_Information provided_:
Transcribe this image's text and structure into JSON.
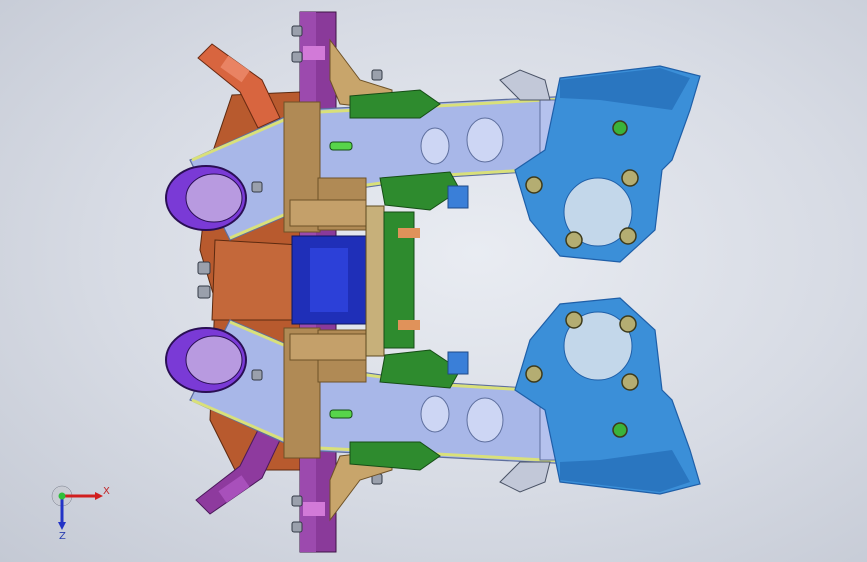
{
  "viewport": {
    "background": "#d7dbe4"
  },
  "triad": {
    "x_label": "X",
    "z_label": "Z",
    "x_color": "#d11f1f",
    "y_color": "#2fbf3a",
    "z_color": "#2233c6"
  },
  "model": {
    "part_colors": {
      "frame": "#a8b7e8",
      "frame_dark": "#5e6f9e",
      "outline": "#d9e07a",
      "knuckle": "#3b8fd8",
      "knuckle_dark": "#1f5fa8",
      "block": "#b08a55",
      "block_dark": "#6e5228",
      "plate": "#8a3a9a",
      "base": "#b85a2e",
      "base_dark": "#7a3415",
      "clamp": "#7a3ad6",
      "jaw": "#e06d4a",
      "center": "#1f2fb8",
      "green": "#2e8b2e",
      "bolt": "#c9c08a"
    }
  }
}
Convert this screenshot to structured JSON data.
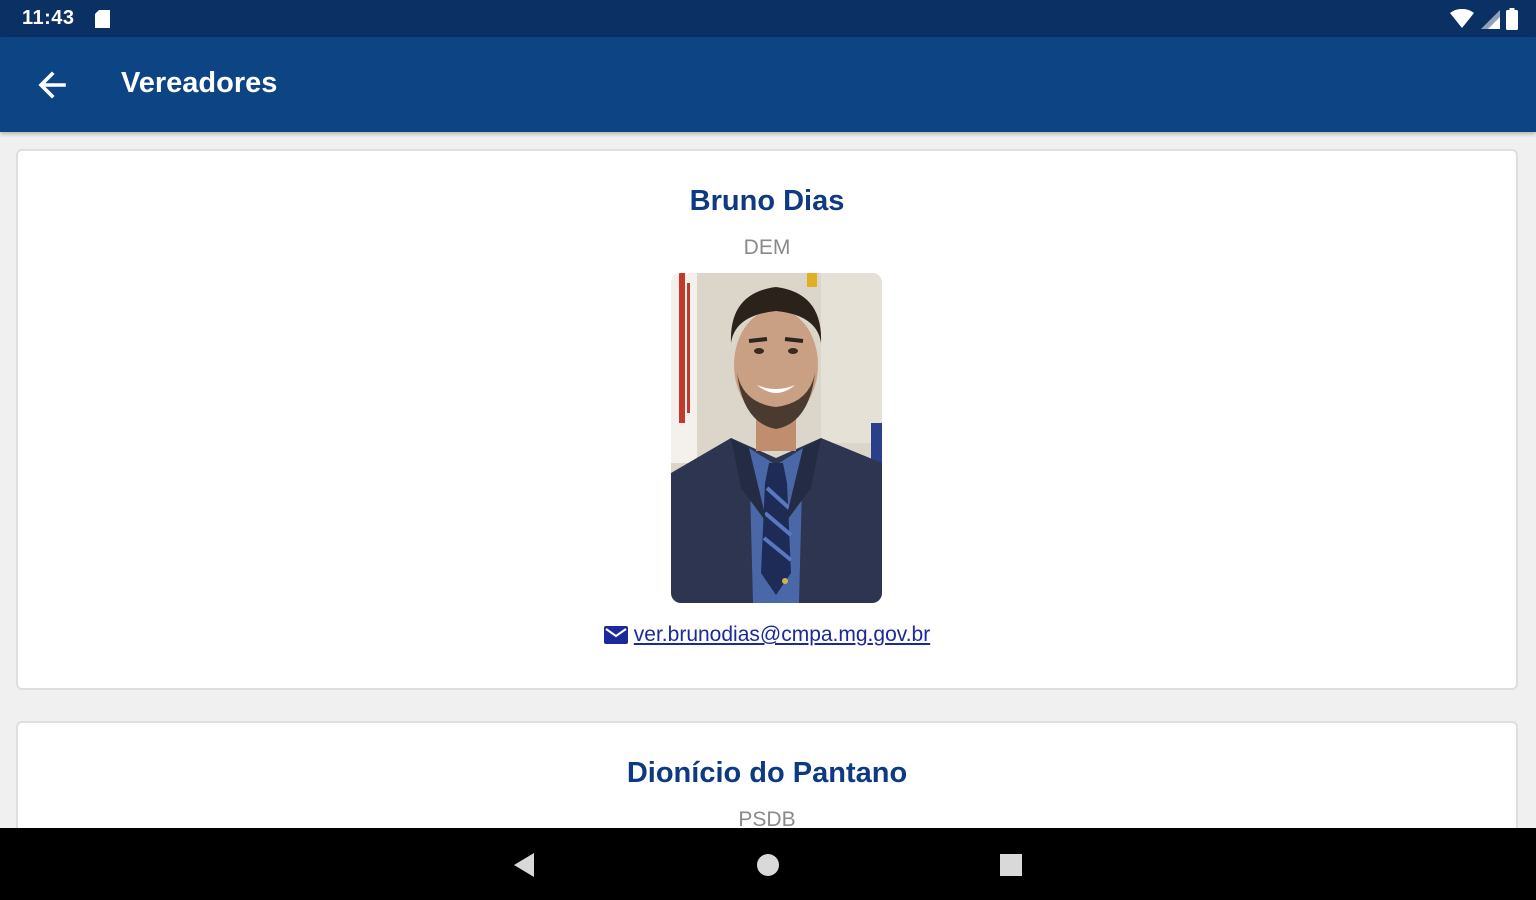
{
  "status_bar": {
    "time": "11:43",
    "icons": [
      "sd-card-icon",
      "wifi-icon",
      "signal-icon",
      "battery-icon"
    ]
  },
  "app_bar": {
    "title": "Vereadores",
    "back_icon": "arrow-back-icon"
  },
  "colors": {
    "status_bar": "#0a3064",
    "app_bar": "#0d4484",
    "name_text": "#0d3a80",
    "link_text": "#1a2a9a",
    "party_text": "#8a8a8a",
    "background": "#f0f0f0"
  },
  "councillors": [
    {
      "name": "Bruno Dias",
      "party": "DEM",
      "photo": "portrait-photo",
      "email": "ver.brunodias@cmpa.mg.gov.br",
      "email_icon": "envelope-icon"
    },
    {
      "name": "Dionício do Pantano",
      "party": "PSDB"
    }
  ],
  "nav_bar": {
    "icons": [
      "nav-back-icon",
      "nav-home-icon",
      "nav-recents-icon"
    ]
  }
}
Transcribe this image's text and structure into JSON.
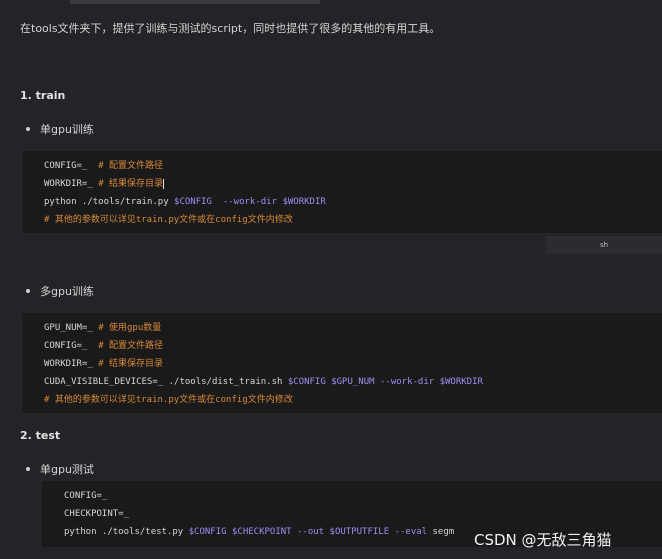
{
  "intro": "在tools文件夹下，提供了训练与测试的script，同时也提供了很多的其他的有用工具。",
  "sections": {
    "train": {
      "heading": "1. train",
      "single_gpu": {
        "label": "单gpu训练",
        "lines": [
          {
            "a": "CONFIG=_",
            "b": "  ",
            "c": "# 配置文件路径"
          },
          {
            "a": "WORKDIR=_",
            "b": " ",
            "c": "# 结果保存目录"
          },
          {
            "a": "python ./tools/train.py ",
            "var1": "$CONFIG",
            "flag": "  --work-dir ",
            "var2": "$WORKDIR"
          },
          {
            "c": "# 其他的参数可以详见train.py文件或在config文件内修改"
          }
        ],
        "lang": "sh"
      },
      "multi_gpu": {
        "label": "多gpu训练",
        "lines": [
          {
            "a": "GPU_NUM=_",
            "b": " ",
            "c": "# 使用gpu数量"
          },
          {
            "a": "CONFIG=_",
            "b": "  ",
            "c": "# 配置文件路径"
          },
          {
            "a": "WORKDIR=_",
            "b": " ",
            "c": "# 结果保存目录"
          },
          {
            "a": "CUDA_VISIBLE_DEVICES=_ ./tools/dist_train.sh ",
            "var1": "$CONFIG",
            "sp": " ",
            "var2": "$GPU_NUM",
            "flag": " --work-dir ",
            "var3": "$WORKDIR"
          },
          {
            "c": "# 其他的参数可以详见train.py文件或在config文件内修改"
          }
        ]
      }
    },
    "test": {
      "heading": "2. test",
      "single_gpu": {
        "label": "单gpu测试",
        "lines": [
          {
            "a": "CONFIG=_"
          },
          {
            "a": "CHECKPOINT=_"
          },
          {
            "a": "python ./tools/test.py ",
            "var1": "$CONFIG",
            "sp": " ",
            "var2": "$CHECKPOINT",
            "flag": " --out ",
            "var3": "$OUTPUTFILE",
            "flag2": " --eval ",
            "tail": "segm"
          }
        ]
      }
    }
  },
  "watermark": "CSDN @无敌三角猫",
  "colors": {
    "background": "#232427",
    "code_bg": "#1a1a1b",
    "keyword": "#9d8ff0",
    "comment": "#d98a3a"
  }
}
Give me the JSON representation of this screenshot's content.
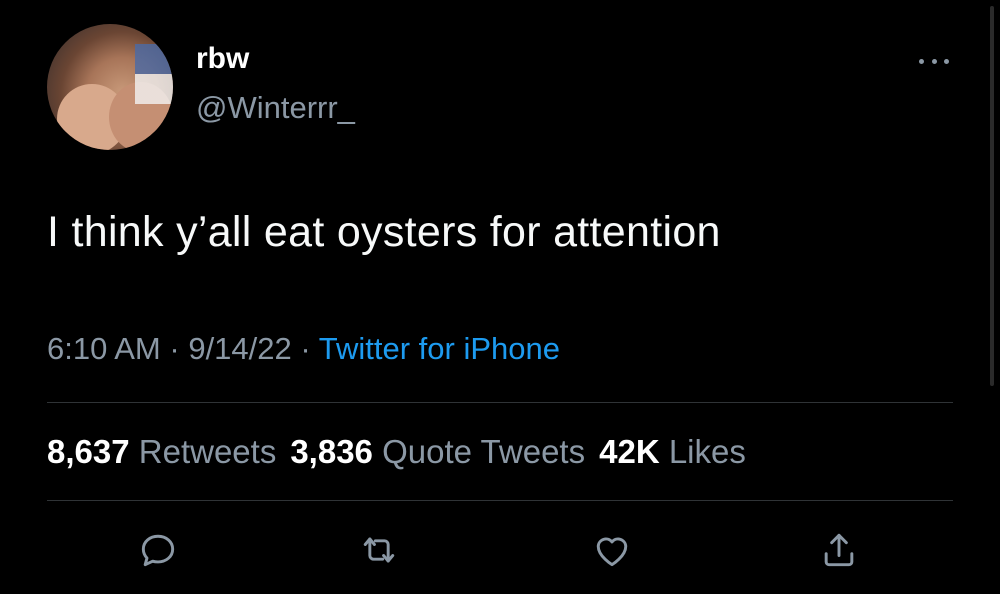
{
  "tweet": {
    "name": "rbw",
    "handle": "@Winterrr_",
    "text": "I think y’all eat oysters for attention",
    "time": "6:10 AM",
    "date": "9/14/22",
    "source": "Twitter for iPhone",
    "separator": "·"
  },
  "stats": {
    "retweets": "8,637",
    "retweets_label": "Retweets",
    "quotes": "3,836",
    "quotes_label": "Quote Tweets",
    "likes": "42K",
    "likes_label": "Likes"
  },
  "icons": {
    "more": "more-icon",
    "reply": "reply-icon",
    "retweet": "retweet-icon",
    "like": "like-icon",
    "share": "share-icon"
  },
  "colors": {
    "background": "#000000",
    "link": "#1d9bf0",
    "muted": "#8b98a5"
  }
}
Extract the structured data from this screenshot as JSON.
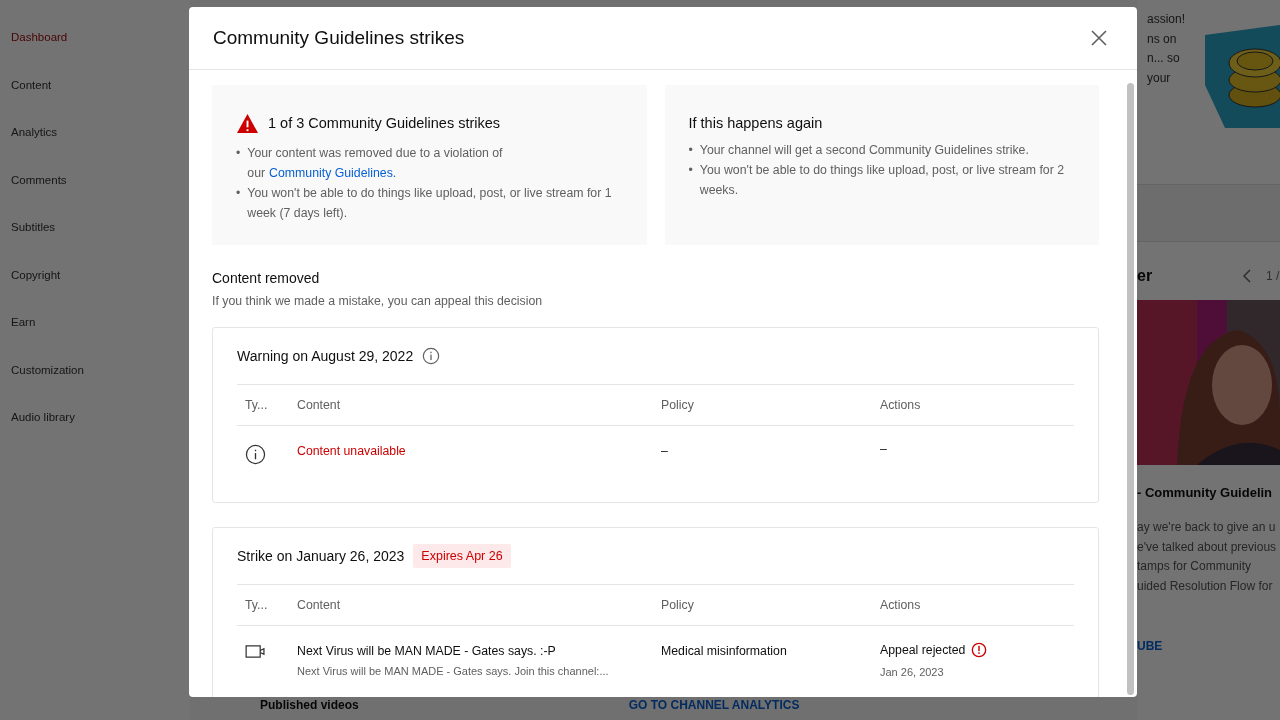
{
  "sidebar": {
    "items": [
      {
        "label": "Dashboard",
        "selected": true
      },
      {
        "label": "Content",
        "selected": false
      },
      {
        "label": "Analytics",
        "selected": false
      },
      {
        "label": "Comments",
        "selected": false
      },
      {
        "label": "Subtitles",
        "selected": false
      },
      {
        "label": "Copyright",
        "selected": false
      },
      {
        "label": "Earn",
        "selected": false
      },
      {
        "label": "Customization",
        "selected": false
      },
      {
        "label": "Audio library",
        "selected": false
      }
    ]
  },
  "side_panel": {
    "intro_lines": [
      "assion!",
      "ns on",
      "n... so",
      "your"
    ],
    "card_title": "er",
    "pager": "1 /",
    "video_title": "- Community Guidelin",
    "video_description": [
      "ay we're back to give an u",
      "e've talked about previous",
      "tamps for Community",
      "uided Resolution Flow for"
    ],
    "link": "UBE"
  },
  "footer": {
    "left": "Published videos",
    "right": "GO TO CHANNEL ANALYTICS"
  },
  "dialog": {
    "title": "Community Guidelines strikes",
    "summary": {
      "title": "1 of 3 Community Guidelines strikes",
      "bullets": [
        {
          "marker": "•",
          "text": "Your content was removed due to a violation of our",
          "link": "Community Guidelines."
        },
        {
          "marker": "•",
          "text": "You won't be able to do things like upload, post, or live stream for 1 week (7 days left)."
        }
      ]
    },
    "next": {
      "title": "If this happens again",
      "bullets": [
        {
          "marker": "•",
          "text": "Your channel will get a second Community Guidelines strike."
        },
        {
          "marker": "•",
          "text": "You won't be able to do things like upload, post, or live stream for 2 weeks."
        }
      ]
    },
    "section_title": "Content removed",
    "section_subtitle": "If you think we made a mistake, you can appeal this decision",
    "entries": [
      {
        "kind": "warning",
        "title": "Warning on August 29, 2022",
        "columns": [
          "Ty...",
          "Content",
          "Policy",
          "Actions"
        ],
        "rows": [
          {
            "kind": "info",
            "content": "Content unavailable",
            "unavailable": true,
            "policy": "–",
            "action": "–"
          }
        ]
      },
      {
        "kind": "strike",
        "title": "Strike on January 26, 2023",
        "badge": "Expires Apr 26",
        "columns": [
          "Ty...",
          "Content",
          "Policy",
          "Actions"
        ],
        "rows": [
          {
            "kind": "video",
            "content": "Next Virus will be MAN MADE - Gates says. :-P",
            "unavailable": false,
            "content_detail": "Next Virus will be MAN MADE - Gates says. Join this channel:...",
            "policy": "Medical misinformation",
            "action": "Appeal rejected",
            "action_alert": true,
            "action_date": "Jan 26, 2023"
          }
        ]
      }
    ]
  }
}
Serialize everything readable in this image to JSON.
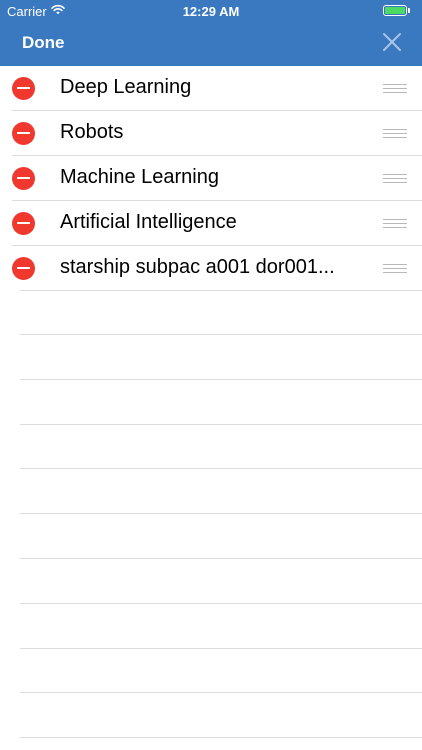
{
  "status_bar": {
    "carrier": "Carrier",
    "wifi_icon": "wifi-icon",
    "time": "12:29 AM",
    "battery_icon": "battery-icon",
    "battery_level": 1.0
  },
  "nav": {
    "done_label": "Done",
    "close_icon": "close-icon",
    "background_color": "#3a78c0"
  },
  "list": {
    "items": [
      {
        "label": "Deep Learning"
      },
      {
        "label": "Robots"
      },
      {
        "label": "Machine Learning"
      },
      {
        "label": "Artificial Intelligence"
      },
      {
        "label": "starship subpac a001 dor001..."
      }
    ],
    "delete_icon": "minus-circle-icon",
    "delete_color": "#f0382f",
    "reorder_icon": "reorder-grip-icon"
  }
}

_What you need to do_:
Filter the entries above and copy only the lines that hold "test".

_Response to the exercise_:
    "test": {
      "heading": "2. test",
            "a": "python ./tools/test.py ",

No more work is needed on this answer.